Exercise aim: From the listing below, extract every line in which the word "screenshot" appears.
[Records supplied Boundary: Start]
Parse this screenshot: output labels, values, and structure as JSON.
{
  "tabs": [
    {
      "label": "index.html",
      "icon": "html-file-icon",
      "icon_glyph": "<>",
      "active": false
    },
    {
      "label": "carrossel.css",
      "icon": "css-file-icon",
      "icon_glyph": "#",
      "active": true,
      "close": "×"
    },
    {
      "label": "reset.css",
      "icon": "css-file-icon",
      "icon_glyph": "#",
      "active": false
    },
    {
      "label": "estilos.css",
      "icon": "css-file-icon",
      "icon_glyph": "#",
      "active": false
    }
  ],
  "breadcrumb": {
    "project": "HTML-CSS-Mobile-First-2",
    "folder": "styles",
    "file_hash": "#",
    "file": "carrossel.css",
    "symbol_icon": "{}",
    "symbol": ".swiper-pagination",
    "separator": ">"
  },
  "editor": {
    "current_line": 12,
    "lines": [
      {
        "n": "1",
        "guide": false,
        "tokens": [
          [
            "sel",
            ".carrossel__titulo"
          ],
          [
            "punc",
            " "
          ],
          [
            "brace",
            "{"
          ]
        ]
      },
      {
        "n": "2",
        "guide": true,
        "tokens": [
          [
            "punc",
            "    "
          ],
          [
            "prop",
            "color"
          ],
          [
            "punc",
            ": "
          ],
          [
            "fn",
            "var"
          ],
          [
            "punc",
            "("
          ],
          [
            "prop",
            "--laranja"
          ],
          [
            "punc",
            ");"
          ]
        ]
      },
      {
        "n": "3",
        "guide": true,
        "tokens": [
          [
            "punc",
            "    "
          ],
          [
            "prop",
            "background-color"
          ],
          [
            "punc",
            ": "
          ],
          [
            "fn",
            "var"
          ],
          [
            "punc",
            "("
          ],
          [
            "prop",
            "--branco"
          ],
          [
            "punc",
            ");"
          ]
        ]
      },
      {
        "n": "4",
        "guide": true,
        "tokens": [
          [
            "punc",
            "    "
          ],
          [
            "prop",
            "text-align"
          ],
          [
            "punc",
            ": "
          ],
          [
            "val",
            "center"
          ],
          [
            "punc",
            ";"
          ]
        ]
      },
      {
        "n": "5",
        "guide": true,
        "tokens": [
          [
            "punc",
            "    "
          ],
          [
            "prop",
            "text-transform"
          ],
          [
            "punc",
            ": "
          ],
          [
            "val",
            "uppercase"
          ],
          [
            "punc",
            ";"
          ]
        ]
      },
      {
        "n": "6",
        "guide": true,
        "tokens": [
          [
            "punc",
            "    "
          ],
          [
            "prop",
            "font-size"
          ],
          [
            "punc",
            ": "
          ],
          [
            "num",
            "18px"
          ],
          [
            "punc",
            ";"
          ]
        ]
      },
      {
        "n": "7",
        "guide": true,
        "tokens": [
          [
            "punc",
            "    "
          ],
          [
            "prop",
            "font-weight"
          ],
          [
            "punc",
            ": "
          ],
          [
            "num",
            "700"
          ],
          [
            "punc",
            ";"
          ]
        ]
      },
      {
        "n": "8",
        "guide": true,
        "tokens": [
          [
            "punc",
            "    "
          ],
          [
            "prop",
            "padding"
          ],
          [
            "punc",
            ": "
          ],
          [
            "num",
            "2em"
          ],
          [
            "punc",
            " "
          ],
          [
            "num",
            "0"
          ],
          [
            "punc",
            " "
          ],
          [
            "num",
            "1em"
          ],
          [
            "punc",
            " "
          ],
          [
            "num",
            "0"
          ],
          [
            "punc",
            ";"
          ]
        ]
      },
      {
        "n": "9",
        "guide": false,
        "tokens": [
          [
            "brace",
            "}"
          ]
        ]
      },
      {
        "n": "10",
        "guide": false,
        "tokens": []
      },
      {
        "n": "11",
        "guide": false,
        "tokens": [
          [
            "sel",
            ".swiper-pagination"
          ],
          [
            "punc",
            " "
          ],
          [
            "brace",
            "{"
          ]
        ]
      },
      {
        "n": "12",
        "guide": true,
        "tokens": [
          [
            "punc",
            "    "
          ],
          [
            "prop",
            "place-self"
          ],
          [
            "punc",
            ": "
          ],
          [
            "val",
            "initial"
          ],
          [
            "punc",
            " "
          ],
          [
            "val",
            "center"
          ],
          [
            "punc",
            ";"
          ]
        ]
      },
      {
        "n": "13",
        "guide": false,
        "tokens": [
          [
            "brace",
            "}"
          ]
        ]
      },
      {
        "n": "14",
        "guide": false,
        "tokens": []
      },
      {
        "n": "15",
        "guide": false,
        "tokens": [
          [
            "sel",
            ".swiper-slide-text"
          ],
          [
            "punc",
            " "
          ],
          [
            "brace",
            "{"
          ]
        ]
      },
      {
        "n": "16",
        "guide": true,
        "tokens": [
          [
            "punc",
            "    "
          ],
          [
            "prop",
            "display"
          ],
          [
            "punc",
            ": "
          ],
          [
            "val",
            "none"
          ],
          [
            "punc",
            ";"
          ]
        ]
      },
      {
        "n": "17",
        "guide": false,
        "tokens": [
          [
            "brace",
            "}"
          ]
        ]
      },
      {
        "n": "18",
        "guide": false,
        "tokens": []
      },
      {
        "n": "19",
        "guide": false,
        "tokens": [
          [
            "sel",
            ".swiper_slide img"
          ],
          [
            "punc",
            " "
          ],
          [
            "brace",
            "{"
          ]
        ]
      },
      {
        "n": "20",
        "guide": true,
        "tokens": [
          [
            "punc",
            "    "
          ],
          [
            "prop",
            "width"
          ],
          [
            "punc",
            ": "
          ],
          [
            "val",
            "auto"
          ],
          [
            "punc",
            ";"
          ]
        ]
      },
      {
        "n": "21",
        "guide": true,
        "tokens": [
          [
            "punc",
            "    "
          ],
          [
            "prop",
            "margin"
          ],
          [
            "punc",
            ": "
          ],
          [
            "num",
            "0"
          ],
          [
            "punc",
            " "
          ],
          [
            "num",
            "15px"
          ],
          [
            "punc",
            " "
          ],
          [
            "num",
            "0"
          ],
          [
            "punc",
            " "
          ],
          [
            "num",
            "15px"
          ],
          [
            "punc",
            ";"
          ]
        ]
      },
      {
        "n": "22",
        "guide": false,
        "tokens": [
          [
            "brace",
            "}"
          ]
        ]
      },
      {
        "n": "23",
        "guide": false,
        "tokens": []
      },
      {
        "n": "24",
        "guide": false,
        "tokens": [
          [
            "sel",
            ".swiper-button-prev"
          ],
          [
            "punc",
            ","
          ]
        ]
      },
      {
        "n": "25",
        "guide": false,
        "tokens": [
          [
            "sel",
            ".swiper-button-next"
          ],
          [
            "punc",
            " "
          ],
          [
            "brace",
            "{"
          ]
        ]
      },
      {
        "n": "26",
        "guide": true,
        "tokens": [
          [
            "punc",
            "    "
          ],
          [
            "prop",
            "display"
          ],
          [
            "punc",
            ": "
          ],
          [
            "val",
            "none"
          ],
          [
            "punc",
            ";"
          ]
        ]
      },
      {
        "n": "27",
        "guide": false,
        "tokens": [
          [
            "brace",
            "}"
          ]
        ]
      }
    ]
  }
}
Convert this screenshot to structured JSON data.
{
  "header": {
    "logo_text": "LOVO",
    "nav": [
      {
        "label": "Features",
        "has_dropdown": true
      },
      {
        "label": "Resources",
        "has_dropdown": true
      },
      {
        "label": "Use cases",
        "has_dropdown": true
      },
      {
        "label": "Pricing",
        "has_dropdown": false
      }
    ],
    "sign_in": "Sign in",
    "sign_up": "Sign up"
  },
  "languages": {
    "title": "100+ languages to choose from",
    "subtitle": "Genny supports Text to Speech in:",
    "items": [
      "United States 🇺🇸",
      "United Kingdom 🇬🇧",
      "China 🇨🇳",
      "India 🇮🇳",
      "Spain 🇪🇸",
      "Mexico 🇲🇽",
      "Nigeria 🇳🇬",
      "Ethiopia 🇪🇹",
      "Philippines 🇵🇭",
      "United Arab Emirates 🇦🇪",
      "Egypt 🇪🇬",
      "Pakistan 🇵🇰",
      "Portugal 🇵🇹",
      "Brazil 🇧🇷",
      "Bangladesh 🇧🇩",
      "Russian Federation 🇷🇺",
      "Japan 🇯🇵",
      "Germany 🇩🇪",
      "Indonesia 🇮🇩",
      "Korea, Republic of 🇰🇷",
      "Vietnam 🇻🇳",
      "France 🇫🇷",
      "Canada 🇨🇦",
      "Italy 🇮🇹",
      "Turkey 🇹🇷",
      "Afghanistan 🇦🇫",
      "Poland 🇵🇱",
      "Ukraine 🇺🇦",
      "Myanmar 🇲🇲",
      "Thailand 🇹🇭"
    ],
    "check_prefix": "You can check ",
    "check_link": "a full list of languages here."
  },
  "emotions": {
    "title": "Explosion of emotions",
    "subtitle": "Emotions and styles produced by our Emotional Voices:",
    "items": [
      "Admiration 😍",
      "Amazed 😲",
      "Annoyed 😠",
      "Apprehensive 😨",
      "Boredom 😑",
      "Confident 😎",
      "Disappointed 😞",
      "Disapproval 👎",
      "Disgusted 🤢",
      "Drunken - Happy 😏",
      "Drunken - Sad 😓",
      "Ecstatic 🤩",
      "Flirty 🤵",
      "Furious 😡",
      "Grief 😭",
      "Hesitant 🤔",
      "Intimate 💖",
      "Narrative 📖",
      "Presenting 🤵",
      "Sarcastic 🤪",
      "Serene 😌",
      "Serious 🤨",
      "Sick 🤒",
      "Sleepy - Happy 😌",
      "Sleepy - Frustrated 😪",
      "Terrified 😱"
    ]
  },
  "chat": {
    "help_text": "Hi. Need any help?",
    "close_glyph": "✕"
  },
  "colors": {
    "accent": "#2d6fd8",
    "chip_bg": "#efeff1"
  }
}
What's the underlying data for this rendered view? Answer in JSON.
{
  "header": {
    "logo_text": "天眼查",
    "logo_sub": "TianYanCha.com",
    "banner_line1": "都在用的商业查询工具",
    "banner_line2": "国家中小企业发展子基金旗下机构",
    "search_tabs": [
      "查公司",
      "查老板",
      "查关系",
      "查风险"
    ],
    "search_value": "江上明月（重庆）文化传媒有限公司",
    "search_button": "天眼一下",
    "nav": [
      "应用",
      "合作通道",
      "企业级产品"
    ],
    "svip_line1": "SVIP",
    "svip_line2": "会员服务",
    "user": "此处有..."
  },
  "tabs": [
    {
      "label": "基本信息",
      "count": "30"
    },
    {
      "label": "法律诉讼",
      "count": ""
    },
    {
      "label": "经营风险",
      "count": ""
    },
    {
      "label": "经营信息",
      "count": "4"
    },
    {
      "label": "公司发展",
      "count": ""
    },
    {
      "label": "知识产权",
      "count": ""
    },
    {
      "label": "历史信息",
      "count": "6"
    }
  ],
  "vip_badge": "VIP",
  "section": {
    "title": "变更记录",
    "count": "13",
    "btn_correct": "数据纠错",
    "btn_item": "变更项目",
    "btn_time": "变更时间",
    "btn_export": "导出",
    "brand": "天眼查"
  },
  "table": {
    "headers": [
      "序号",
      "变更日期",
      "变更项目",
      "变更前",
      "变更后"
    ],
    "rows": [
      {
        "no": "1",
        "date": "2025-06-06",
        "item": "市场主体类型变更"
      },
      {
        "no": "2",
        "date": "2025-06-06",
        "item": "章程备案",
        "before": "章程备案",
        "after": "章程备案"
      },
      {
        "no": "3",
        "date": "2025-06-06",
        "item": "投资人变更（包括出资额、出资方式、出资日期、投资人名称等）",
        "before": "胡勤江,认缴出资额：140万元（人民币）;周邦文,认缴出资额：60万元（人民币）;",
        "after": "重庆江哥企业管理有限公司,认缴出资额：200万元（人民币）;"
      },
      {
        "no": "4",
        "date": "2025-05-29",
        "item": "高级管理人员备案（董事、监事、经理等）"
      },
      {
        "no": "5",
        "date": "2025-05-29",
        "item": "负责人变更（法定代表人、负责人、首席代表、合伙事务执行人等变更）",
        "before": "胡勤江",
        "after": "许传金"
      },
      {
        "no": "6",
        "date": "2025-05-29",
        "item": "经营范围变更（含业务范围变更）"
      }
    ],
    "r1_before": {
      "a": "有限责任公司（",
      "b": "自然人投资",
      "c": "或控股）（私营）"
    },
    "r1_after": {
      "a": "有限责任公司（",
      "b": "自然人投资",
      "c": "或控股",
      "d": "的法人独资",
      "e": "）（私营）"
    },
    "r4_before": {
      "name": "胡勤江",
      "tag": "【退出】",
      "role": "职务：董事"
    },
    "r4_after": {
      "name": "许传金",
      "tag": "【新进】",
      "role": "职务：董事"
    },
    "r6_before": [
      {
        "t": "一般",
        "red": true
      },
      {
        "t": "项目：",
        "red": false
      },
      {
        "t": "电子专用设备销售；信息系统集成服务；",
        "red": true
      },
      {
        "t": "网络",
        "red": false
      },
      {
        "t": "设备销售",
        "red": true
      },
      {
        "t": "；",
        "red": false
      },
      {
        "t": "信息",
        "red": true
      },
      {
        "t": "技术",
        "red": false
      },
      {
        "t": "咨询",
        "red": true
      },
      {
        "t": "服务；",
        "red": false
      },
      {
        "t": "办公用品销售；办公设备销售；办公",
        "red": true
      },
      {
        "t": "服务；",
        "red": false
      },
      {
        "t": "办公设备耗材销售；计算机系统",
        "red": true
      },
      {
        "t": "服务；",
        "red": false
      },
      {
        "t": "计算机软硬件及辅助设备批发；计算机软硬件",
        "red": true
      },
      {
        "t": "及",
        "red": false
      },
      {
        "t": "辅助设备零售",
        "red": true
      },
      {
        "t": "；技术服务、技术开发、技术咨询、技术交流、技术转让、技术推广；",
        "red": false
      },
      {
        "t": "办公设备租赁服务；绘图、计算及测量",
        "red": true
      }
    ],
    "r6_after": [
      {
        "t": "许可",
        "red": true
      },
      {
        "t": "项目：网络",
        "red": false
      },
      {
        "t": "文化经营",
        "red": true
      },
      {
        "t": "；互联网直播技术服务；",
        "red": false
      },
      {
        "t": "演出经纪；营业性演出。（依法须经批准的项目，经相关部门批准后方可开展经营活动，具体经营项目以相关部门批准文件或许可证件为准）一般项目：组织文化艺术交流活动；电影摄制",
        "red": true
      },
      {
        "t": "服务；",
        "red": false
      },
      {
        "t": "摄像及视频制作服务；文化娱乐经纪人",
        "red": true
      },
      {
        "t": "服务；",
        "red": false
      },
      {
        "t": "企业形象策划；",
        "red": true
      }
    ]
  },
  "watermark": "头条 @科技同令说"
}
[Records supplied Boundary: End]
Result of this task:
Parse this screenshot: output labels, values, and structure as JSON.
Convert this screenshot to structured JSON data.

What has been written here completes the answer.